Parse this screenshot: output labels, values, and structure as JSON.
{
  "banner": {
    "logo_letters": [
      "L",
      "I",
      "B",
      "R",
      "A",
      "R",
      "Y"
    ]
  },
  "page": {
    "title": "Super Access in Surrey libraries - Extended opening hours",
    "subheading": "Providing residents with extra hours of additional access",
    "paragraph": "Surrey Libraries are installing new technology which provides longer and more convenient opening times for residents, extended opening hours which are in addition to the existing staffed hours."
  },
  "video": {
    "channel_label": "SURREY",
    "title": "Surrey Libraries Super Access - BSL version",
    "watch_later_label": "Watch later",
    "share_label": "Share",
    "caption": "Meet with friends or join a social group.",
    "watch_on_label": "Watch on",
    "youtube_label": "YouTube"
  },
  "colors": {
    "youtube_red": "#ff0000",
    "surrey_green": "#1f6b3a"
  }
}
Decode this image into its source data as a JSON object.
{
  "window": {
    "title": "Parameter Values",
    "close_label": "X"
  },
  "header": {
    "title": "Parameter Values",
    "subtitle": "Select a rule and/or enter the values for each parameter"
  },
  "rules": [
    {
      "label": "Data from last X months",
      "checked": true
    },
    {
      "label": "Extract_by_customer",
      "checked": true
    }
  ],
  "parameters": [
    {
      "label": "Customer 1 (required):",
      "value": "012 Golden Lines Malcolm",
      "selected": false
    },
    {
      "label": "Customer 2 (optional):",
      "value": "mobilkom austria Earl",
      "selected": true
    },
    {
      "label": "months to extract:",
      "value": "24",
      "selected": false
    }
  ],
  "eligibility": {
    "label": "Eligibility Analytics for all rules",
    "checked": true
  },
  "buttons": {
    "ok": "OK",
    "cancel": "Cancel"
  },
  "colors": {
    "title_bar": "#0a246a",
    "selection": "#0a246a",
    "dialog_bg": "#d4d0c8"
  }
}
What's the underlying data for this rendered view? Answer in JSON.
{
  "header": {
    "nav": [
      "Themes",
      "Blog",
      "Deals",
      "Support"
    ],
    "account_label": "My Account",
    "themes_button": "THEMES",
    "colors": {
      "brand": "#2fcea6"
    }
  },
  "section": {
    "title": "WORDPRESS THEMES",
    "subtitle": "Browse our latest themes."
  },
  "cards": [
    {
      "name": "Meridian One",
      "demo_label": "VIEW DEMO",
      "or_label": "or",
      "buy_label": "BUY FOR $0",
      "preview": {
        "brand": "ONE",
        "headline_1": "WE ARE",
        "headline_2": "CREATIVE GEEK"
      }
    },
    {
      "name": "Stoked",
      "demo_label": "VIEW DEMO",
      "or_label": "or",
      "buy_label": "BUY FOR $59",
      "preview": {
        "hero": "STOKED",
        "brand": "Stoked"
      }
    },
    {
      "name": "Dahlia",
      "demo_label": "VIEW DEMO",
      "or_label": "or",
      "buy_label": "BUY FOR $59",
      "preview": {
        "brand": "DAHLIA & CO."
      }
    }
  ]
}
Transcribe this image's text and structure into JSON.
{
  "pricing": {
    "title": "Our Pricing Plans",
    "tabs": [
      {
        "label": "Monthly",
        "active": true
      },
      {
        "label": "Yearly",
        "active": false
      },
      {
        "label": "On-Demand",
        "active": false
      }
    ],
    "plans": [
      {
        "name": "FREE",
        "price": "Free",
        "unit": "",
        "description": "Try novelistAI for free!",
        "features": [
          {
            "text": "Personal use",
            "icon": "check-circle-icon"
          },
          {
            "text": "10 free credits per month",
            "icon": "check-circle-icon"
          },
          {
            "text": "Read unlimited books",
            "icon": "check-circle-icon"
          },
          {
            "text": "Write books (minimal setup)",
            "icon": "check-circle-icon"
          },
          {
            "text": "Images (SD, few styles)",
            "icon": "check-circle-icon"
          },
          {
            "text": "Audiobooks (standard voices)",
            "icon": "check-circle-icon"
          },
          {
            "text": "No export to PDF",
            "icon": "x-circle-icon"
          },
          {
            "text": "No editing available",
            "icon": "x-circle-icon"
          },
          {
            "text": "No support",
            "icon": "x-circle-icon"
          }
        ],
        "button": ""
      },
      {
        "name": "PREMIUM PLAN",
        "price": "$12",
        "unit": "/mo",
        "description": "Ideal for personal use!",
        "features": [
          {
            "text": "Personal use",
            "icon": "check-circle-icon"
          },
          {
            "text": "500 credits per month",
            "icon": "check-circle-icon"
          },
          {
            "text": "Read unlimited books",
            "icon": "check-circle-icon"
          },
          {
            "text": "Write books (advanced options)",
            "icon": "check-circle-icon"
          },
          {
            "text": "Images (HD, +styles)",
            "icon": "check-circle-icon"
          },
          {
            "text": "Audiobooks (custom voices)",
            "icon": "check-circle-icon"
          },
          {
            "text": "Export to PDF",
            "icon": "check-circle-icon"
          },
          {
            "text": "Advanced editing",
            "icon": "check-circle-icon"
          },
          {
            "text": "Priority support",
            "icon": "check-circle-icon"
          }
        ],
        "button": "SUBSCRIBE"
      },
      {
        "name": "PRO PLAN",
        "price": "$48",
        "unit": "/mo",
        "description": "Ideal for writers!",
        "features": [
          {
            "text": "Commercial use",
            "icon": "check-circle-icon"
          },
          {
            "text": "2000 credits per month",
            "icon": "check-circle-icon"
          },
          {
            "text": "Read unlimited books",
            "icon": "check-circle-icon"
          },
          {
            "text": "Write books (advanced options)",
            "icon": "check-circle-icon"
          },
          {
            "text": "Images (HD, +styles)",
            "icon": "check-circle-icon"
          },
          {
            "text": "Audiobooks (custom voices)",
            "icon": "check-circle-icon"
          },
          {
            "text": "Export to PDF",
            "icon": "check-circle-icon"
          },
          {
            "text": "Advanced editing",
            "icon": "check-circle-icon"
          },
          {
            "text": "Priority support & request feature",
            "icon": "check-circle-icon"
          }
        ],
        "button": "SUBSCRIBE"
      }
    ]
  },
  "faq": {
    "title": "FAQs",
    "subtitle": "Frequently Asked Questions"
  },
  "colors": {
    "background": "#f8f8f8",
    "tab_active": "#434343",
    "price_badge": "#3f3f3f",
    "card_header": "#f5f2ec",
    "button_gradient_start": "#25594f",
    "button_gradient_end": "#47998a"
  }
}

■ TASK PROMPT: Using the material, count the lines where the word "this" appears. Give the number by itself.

■ RESPONSE: 4